Items listed in a dataset:
■ ■ ■

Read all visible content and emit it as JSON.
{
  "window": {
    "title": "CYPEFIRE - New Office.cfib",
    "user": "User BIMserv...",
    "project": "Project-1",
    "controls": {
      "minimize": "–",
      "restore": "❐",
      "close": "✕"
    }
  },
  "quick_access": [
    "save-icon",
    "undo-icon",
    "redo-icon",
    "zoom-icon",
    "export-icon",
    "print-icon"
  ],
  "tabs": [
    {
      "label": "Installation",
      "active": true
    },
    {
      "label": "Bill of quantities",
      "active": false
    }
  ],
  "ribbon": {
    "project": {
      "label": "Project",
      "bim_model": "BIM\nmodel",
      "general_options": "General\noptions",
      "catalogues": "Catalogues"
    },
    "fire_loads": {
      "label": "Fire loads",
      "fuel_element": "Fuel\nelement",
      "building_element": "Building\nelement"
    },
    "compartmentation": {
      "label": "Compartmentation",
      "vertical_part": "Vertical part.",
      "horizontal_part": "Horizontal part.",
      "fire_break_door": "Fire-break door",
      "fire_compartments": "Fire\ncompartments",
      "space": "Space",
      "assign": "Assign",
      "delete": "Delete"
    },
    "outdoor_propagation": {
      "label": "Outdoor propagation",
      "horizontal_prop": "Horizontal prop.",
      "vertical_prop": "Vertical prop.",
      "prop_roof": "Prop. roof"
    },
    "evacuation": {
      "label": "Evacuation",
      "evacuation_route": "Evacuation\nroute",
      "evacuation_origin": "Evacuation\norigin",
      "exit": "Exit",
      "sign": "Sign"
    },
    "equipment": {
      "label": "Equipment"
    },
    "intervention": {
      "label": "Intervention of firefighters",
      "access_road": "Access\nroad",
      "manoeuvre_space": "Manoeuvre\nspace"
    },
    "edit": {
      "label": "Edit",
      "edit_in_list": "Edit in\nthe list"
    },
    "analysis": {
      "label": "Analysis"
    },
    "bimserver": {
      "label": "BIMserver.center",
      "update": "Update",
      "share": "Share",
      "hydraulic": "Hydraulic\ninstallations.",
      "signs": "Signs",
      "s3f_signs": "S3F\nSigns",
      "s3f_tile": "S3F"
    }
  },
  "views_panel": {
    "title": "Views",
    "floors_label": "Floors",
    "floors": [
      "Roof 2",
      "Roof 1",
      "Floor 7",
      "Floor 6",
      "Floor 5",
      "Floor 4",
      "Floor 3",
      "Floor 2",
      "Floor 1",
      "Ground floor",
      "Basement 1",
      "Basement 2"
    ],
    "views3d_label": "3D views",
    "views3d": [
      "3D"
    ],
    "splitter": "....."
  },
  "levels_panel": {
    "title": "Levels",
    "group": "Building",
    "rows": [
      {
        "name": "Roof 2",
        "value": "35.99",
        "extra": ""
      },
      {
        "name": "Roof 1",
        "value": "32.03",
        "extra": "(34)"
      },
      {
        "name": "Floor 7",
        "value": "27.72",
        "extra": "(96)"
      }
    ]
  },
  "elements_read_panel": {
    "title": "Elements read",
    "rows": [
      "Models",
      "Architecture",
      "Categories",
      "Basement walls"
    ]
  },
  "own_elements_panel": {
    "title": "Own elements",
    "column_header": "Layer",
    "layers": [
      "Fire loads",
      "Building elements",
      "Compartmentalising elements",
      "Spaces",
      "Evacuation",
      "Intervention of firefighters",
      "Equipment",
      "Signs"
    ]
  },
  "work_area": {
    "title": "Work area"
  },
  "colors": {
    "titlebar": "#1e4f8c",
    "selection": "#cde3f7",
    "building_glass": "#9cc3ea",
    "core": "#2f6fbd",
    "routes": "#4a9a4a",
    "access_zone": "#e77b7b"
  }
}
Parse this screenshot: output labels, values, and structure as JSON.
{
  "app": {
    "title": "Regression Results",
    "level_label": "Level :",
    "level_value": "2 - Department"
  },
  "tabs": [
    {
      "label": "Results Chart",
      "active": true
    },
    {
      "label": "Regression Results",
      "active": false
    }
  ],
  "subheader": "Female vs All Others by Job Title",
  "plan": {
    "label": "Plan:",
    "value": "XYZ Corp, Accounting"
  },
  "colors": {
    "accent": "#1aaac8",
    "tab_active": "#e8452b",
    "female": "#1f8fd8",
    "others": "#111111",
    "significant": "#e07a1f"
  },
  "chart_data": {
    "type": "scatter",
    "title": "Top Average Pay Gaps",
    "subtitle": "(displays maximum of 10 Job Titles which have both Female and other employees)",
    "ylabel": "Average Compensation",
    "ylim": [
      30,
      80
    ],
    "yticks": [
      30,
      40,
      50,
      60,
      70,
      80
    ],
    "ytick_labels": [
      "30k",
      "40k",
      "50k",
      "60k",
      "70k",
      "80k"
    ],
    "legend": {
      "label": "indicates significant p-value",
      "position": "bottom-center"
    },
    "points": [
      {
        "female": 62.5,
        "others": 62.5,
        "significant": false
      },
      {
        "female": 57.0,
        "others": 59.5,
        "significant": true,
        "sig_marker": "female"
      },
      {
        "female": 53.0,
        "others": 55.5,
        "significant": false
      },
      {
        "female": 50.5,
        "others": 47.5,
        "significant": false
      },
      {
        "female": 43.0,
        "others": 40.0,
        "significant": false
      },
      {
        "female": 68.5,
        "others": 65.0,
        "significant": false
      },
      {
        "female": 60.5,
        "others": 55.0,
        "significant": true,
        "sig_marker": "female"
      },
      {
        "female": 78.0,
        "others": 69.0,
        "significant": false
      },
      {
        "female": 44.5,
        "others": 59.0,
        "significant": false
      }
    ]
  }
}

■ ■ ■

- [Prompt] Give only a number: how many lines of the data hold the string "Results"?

- [Solution] 3